By Greg Mellen, Staff Writer
Posted: 04/15/2009 09:42:39 PM PDT
LONG BEACH — On Friday, two local Cambodian groups will gather to commemorate a somber annual rite.
April 17 marks the 34th anniversary of the date the Khmer Rouge rolled into Phnom Penh and cemented its ascendancy in Cambodia. It is also the date that is associated with the Killing Fields genocide campaign that left more than 2 million Cambodians dead from execution, starvation, disease and deprivation under the brutal 45-month reign of the Khmer Rouge.
As a result, for many Cambodians in Long Beach and worldwide, April 17 is a day of mourning, prayer and remembrance.
The Killing Fields Memorial Center began formally remembering April 17 in 2005 with a candlelight vigil, after it helped lead a fight to prevent the first Cambodian New Year Parade from being held on the 30th anniversary of the rise of Khmer Rouge.
This year, the group will stage its fifth annual memorial day at Wat Vipassanaram, also known as Wat IRAP, 1239 E. 20th St, with a day of prayer, testimonials and a candlelight vigil.

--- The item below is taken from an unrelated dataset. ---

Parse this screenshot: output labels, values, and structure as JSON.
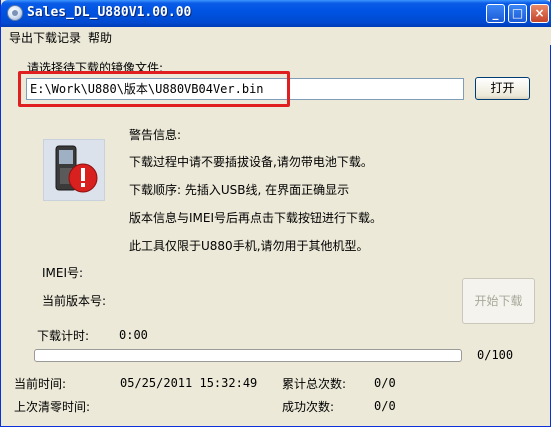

Also on Friday, for the first time, the United Cambodian Community will commemorate the day with remembrances and a fundraising dinner at New Paradise Restaurant.
At Wat Vipassanaram, survivors share tales every year about experiences in Cambodia during the genocide years. Often their voices quake with emotion.
One time, Chhom Nimol, a popular singer with the group Dengue Fever, showed up at the event and sang several
traditional Khmer songs a cappella.
Chantara Nop is a poet who has written about the Killing Fields and is a regular at the memorial.
He said it is vital for the community to remember and share survivor stories so that history won't be repeated in Cambodia and so that children learn about the history of their forbears.
It is also important for the victims, according to Nop.
"It feels much relief when people are supportive," Nop said. "You go through so much pain if you don't tell and you keep secrets."
For UCC, the experience is new but continues efforts it has undertaken this year to heal wounds and close the generational gap.
"This year we're piggybacking on what we've done to help heal the community," said executive director Sara Pol-Lim. "We're addressing the past. We hope by facing it we can put it behind us."
Pol-Lim is also inviting the Jewish community to the UCC event, because of the history of suffering the two cultures share.
In addition to the dinner, the UCC event will feature Buddhist blessings and Jewish prayers, speeches and proclamations by elected officials, the honoring of survivors, poetry by youth and a veterans' salute.